It is a matter of record that the tapes from those BBC Dusty Springfield shows in 1966 and 67 (and I think 1969, too) were wiped — along with countless other shows and series along the way. Lost Dr Who and Dad's Army episodes were high profile examples. At the time, none of those shows were considered valuable enough to warrant long-term archiving of the tapes. Today, with a different perspective, those decisions may appear foolish but that's just the reality and practicality of way it was back then.
So... the 'Dusty at the BBC
' DVD's referred to were actually produced and released by Universal — not the BBC — and created from recovered material obtained from private archives of home recordings. I've no idea what quality material Universal started with, but I'd be very surprised if they made it any worse, and in all likelihood they worked hard to make it as good as they could in the circumstances.
I'd say the sound on the YT presentation is seriously lacking bass rather than just having a mid-range hump — possibly to reduce recorded hum? — but we all listen with different ears.
A quick scan of some comments on Amazon reveals that many people have complained about the sound quality, although one I read suggested that "Those clips broadcast by the BBC were far more rounded and wholesome than these..." Presumably that commentator has a very good memory!
Anyway, the point is that Tim's unnecessary put down was well wide of the mark... And not for the first time.

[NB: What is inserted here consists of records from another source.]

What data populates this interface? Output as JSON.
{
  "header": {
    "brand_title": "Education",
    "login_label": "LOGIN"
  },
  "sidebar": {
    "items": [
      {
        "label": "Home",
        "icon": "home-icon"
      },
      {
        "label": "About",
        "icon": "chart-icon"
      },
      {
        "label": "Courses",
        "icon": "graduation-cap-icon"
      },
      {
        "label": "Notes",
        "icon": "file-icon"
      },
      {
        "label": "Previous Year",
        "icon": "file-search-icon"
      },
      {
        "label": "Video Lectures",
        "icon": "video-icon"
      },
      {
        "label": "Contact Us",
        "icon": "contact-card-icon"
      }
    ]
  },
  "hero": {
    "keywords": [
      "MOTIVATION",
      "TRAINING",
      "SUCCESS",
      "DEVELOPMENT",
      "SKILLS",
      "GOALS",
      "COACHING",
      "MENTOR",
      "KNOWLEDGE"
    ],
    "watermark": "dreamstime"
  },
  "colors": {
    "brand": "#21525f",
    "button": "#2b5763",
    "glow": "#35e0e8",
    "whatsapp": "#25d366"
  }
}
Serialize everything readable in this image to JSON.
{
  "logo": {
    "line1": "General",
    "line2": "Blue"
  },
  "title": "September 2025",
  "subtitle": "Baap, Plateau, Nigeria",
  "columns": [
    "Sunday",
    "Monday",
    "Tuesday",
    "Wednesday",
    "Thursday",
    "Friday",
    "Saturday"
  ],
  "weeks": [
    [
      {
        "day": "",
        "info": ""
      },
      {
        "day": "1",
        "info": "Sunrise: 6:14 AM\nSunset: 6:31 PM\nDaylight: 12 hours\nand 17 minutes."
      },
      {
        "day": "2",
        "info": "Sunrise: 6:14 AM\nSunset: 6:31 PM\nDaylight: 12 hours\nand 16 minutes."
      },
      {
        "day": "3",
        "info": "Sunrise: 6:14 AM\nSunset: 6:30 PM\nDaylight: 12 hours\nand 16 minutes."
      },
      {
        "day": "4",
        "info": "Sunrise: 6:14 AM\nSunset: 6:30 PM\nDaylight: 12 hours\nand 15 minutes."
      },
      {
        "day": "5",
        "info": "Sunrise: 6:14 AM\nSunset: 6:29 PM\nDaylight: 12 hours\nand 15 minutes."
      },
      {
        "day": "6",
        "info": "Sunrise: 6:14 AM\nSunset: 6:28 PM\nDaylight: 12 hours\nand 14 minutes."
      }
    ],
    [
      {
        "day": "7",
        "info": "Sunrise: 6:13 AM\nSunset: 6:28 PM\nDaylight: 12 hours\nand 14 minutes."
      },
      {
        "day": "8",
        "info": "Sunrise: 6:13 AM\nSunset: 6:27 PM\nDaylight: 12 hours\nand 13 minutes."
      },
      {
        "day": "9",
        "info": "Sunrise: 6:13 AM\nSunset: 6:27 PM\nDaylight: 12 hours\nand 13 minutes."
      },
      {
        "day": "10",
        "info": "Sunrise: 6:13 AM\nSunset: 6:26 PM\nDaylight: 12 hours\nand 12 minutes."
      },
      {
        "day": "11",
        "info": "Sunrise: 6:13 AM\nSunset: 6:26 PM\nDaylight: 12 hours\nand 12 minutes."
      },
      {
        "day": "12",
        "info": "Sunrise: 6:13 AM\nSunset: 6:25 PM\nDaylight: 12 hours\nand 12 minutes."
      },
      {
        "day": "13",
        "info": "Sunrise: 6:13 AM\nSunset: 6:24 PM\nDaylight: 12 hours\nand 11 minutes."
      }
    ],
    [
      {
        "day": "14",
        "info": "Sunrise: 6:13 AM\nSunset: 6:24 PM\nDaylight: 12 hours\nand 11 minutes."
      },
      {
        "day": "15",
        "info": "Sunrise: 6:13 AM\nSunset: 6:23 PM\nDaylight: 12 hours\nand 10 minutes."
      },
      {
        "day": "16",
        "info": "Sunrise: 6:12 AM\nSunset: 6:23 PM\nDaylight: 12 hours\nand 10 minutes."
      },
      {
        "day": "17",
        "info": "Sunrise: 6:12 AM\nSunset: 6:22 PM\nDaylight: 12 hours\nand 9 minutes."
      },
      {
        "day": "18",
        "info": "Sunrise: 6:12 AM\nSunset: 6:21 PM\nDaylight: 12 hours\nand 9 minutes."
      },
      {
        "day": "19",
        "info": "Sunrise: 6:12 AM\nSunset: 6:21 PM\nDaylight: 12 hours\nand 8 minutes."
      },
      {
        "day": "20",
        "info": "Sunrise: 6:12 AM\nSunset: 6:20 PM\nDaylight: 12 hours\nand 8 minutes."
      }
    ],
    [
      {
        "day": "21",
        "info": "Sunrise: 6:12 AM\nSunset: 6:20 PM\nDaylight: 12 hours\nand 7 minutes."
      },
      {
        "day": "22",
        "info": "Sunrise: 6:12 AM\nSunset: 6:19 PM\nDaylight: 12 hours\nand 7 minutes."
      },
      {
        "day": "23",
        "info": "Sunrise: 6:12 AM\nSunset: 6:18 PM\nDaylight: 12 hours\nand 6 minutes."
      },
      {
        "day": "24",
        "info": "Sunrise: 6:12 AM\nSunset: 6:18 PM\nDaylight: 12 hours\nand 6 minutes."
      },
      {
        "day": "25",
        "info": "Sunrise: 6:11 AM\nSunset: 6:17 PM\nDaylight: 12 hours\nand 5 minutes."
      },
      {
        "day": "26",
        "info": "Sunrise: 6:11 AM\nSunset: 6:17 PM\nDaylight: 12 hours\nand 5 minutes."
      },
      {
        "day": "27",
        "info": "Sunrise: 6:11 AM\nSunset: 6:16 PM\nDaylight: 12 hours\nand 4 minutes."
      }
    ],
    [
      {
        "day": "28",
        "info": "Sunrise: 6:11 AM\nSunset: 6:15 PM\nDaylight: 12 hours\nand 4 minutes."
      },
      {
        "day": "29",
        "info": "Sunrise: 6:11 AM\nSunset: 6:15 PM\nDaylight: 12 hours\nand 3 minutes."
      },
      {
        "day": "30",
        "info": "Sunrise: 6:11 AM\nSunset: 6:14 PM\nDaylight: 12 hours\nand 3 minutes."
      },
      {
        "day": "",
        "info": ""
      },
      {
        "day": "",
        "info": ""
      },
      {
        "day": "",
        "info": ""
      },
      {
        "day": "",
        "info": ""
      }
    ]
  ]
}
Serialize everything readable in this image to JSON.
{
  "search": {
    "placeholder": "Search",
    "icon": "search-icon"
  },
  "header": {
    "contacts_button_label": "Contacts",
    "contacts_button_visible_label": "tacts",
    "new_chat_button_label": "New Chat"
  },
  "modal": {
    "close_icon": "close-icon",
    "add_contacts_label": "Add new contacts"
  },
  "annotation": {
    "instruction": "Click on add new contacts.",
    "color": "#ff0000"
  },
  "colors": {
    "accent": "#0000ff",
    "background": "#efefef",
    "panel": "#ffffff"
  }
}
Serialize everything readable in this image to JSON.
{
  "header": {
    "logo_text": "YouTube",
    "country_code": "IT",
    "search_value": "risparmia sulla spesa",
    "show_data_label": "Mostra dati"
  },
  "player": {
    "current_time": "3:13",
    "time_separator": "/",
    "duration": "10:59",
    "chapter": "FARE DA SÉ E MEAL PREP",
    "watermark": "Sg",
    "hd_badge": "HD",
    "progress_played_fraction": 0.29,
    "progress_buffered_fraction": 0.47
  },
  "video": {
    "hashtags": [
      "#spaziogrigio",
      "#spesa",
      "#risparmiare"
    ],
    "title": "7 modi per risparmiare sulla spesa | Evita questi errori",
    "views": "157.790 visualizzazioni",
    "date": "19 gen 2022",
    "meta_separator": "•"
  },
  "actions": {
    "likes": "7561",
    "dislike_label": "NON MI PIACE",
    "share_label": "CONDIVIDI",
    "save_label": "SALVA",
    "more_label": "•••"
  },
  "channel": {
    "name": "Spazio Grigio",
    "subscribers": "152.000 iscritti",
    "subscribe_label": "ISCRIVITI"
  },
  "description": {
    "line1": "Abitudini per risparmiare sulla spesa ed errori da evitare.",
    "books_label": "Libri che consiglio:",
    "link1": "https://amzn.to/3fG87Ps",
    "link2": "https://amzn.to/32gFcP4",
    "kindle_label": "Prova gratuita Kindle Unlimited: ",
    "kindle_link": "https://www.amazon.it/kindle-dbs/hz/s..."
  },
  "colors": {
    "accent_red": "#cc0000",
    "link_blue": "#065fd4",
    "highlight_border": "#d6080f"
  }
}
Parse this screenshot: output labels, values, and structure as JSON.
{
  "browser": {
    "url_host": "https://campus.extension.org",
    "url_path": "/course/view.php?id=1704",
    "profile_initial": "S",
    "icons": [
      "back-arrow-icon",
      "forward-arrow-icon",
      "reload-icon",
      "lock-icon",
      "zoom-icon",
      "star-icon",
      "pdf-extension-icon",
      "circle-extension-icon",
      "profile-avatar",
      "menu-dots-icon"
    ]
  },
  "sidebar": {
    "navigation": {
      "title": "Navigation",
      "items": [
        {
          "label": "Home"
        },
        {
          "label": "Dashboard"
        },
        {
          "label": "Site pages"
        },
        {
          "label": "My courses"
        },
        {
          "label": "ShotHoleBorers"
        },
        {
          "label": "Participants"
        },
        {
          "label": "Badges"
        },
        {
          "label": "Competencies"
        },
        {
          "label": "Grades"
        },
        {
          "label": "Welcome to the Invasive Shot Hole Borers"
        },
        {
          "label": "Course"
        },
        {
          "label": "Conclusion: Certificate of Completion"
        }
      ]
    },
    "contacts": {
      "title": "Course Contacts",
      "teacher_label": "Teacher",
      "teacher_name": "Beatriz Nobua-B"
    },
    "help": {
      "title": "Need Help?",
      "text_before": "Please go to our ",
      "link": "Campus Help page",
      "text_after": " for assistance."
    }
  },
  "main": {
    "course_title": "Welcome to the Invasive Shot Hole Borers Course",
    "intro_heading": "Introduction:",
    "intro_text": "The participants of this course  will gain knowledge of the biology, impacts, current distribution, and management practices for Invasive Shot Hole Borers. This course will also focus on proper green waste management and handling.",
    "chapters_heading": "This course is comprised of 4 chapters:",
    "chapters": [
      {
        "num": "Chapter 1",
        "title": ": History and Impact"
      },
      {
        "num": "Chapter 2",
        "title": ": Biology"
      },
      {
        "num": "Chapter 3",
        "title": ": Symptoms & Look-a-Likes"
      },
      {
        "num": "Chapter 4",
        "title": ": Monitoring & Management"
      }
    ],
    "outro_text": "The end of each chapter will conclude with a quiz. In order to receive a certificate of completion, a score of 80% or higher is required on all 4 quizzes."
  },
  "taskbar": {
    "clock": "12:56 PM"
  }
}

Still, it's the Internet, innit? Purpose-designed to make it easy to criticise people you don't know, over things they had nothing to do with, from a position of zero knowledge and less respect.